PORT CHARLOTTE — Manager Joe Maddon said there eventually will be a time when Matt Joyce is an everyday outfielder.
And after Maddon watched Joyce grow into a "complete player" the past couple of years, the reason it may not happen this season has more to do with how the Rays roster is built, not the makeup of the 26-year-old Tampa native.
"He finally feels comfortable in his major-league skin; he knows he belongs here," Maddon said. "He knows he can do this."
Joyce gained a lot of confidence from last season, when he hit 10 homers — including two grand slams in big moments — while making 63 starts for the American League East champions. But a reason Joyce will get more opportunities this year, while sharing time in rightfield with switch-hitting Ben Zobrist, is the improvement he has made in other areas of his game.
"He's become a really good outfielder," Maddon said. "He's really turned it on defensively. He knows how to play here, we're not just here to hit home runs. His baserunning has improved dramatically, his defense, his arm, everything has improved. And that's why we really like him, because he's a complete player right now."
Joyce, who starred at Armwood High, wanted to make an impact right away when he was acquired from the Tigers following the 2008 season for 14-game winner Edwin Jackson. But while Jackson made the All-Star team in his first year in Detroit, Joyce was hampered by injuries in the past two spring trainings and spent a large chunk of time in Triple A.
It was, at times, frustrating, and tested Joyce's patience.
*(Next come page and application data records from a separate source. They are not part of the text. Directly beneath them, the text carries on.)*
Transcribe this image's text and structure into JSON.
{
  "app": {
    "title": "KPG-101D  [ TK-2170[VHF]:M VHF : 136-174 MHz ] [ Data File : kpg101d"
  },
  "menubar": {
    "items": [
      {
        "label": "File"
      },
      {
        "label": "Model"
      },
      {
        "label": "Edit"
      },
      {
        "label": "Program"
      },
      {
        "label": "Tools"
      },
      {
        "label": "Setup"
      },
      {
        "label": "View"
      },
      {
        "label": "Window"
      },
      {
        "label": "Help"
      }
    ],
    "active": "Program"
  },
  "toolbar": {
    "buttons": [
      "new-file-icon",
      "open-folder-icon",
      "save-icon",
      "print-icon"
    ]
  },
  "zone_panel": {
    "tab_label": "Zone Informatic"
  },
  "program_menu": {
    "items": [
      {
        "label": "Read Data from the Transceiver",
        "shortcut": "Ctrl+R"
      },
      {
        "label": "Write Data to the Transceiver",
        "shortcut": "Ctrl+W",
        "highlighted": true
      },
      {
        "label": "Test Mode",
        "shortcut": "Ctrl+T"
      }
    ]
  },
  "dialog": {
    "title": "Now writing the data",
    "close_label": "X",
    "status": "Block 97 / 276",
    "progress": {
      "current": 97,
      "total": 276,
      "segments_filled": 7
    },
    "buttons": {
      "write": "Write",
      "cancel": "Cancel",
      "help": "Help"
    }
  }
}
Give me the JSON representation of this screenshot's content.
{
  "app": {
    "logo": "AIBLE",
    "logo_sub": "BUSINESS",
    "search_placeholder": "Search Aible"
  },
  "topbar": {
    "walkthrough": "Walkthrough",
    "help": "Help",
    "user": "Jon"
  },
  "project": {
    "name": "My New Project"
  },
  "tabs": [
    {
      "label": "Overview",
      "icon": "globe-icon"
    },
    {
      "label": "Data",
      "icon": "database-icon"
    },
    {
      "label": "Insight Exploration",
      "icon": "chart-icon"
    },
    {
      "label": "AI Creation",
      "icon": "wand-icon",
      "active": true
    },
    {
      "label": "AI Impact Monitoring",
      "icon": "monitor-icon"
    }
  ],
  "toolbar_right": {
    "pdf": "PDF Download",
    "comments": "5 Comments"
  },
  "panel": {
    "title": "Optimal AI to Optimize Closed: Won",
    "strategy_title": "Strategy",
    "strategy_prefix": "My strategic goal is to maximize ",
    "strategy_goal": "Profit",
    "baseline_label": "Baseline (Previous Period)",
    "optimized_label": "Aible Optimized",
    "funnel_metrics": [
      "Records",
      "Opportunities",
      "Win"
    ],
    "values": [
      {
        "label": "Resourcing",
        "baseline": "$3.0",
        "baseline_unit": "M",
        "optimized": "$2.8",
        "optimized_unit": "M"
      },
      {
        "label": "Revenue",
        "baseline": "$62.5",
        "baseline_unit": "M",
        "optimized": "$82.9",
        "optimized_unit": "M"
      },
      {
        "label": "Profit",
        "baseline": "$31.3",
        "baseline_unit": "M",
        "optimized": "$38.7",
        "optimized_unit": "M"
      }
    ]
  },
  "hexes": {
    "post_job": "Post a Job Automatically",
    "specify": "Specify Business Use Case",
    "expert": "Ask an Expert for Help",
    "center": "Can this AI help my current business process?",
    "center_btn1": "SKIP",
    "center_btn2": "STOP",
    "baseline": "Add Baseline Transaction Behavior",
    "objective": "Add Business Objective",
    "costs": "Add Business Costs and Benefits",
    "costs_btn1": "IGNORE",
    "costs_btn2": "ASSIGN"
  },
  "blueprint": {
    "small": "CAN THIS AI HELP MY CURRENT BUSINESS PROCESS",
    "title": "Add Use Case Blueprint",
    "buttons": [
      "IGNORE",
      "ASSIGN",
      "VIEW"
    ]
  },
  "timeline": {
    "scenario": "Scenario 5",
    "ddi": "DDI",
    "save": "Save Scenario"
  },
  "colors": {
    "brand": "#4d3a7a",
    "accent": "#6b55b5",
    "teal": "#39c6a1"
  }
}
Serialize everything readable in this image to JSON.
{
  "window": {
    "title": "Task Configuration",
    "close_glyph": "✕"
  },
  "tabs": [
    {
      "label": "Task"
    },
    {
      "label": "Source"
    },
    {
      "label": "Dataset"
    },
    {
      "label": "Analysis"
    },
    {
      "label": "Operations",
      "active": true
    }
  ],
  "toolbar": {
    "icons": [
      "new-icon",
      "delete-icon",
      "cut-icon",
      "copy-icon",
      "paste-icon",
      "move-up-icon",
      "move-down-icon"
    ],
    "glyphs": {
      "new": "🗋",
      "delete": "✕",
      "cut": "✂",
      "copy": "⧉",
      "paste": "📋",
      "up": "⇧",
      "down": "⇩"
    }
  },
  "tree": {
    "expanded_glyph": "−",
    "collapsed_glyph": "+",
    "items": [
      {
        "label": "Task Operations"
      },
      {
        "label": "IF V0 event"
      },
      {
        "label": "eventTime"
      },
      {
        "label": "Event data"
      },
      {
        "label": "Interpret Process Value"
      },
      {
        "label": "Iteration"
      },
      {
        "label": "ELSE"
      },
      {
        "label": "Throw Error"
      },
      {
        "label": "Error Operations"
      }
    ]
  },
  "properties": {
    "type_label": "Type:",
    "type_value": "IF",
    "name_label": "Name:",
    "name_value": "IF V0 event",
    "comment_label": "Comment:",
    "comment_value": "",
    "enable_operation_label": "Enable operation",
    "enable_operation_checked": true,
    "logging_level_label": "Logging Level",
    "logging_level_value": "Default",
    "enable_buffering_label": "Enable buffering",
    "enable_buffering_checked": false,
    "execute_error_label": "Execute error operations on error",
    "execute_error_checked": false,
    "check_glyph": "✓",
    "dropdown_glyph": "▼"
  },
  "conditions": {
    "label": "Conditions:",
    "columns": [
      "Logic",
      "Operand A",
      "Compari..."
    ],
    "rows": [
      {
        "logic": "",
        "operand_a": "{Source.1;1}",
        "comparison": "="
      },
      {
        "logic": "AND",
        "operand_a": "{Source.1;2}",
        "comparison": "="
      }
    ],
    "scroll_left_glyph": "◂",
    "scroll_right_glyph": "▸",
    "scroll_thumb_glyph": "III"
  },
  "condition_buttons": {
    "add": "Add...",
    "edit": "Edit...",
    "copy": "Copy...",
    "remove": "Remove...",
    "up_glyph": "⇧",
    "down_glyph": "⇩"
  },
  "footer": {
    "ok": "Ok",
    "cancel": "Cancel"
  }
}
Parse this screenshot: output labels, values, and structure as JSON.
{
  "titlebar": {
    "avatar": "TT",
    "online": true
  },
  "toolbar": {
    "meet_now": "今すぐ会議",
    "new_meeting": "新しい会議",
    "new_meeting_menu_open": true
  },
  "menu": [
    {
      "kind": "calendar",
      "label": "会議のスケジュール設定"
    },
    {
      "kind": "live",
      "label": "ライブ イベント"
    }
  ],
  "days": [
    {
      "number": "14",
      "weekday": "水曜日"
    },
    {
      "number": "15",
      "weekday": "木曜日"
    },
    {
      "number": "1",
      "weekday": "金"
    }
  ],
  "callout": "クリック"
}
However, Joyce passed Tampa Bay's tests in heeding a challenge to become an all-around player.
"I think something that I really have come a long way with was taking criticism and really working to get better," Joyce said. "And coming from Detroit, we weren't big on baserunning. They wanted you to hit, that was the big thing. Over here, they preach the 'Ray Way' and want to play the total game. That was a big adjustment for me."
Joyce made a nice impression last season after getting called up in June, delivering at the plate in clutch situations. He racked up 12 tying or go-ahead RBIs, with 28 of his 40 total RBIs coming with two outs (AL MVP Josh Hamilton, by comparison, had 33). Joyce's top moments came on a two-out, pinch-hit grand slam in Minnesota July 3 to help lift the Rays to an 8-6 win, and a two-out grand slam to break up Detroit starter Max Scherzer's no-hitter in his first game against his former team.
"I love those situations," he said. "I think those situations are what defines somebody."
Said Evan Longoria: "He had that capability to really seize the moment and get a big hit when we needed it. So I think if he is in that everyday role in rightfield or wherever he is, I'm looking forward to him really coming into his own. Getting those 300-400-500 at-bats under your belt throughout the course of the season, it really helps knowing you'll be there every day. I look for him to really have a breakout year."
To play every day, Joyce will have to have success against left-handed pitching, which the Rays believe he will.
One reason is the quality of his at-bats, which Maddon has dubbed "awesome" and "almost 100 percent." Though Joyce didn't have many chances against lefties with the Rays, just 25 of his 216 at-bats last season (with only two hits), Maddon said he'll get more as both Joyce's experience and the Rays' platoon-orientated personnel dictate.
And Joyce said he's more physically prepared for the season-long grind, having picked up things last year from former All-Star leftfielder Carl Crawford's daily routine, and "exhausting" himself during offseason workouts to make sure he's healthy.
"Physically, I feel like I'm ready to play 162 games," he said. "I'm ready."
Joe Smith can be reached at email@example.com.